### Task objective
Each entry below is to be duplicated verbatim.

----- Exercise input -----

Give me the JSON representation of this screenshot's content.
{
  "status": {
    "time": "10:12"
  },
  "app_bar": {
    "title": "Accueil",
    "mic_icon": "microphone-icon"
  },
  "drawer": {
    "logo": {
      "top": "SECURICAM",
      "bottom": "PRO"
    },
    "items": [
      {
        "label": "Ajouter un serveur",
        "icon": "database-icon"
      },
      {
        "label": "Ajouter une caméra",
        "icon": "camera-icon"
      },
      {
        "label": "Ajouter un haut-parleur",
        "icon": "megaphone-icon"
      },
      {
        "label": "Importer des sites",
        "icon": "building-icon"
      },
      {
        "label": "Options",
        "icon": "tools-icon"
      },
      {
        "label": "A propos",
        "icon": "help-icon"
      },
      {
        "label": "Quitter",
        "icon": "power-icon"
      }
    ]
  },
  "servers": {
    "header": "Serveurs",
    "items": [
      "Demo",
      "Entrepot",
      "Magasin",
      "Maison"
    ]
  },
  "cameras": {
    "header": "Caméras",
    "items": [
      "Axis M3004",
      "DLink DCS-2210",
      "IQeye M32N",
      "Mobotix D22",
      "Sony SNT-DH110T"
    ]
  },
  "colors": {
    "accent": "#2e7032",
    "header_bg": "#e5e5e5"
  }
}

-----

### Task result
Give me the JSON representation of this screenshot's content.
{
  "status": {
    "time": "10:12"
  },
  "app_bar": {
    "title": "Accueil",
    "mic_icon": "microphone-icon"
  },
  "drawer": {
    "logo": {
      "top": "SECURICAM",
      "bottom": "PRO"
    },
    "items": [
      {
        "label": "Ajouter un serveur",
        "icon": "database-icon"
      },
      {
        "label": "Ajouter une caméra",
        "icon": "camera-icon"
      },
      {
        "label": "Ajouter un haut-parleur",
        "icon": "megaphone-icon"
      },
      {
        "label": "Importer des sites",
        "icon": "building-icon"
      },
      {
        "label": "Options",
        "icon": "tools-icon"
      },
      {
        "label": "A propos",
        "icon": "help-icon"
      },
      {
        "label": "Quitter",
        "icon": "power-icon"
      }
    ]
  },
  "servers": {
    "header": "Serveurs",
    "items": [
      "Demo",
      "Entrepot",
      "Magasin",
      "Maison"
    ]
  },
  "cameras": {
    "header": "Caméras",
    "items": [
      "Axis M3004",
      "DLink DCS-2210",
      "IQeye M32N",
      "Mobotix D22",
      "Sony SNT-DH110T"
    ]
  },
  "colors": {
    "accent": "#2e7032",
    "header_bg": "#e5e5e5"
  }
}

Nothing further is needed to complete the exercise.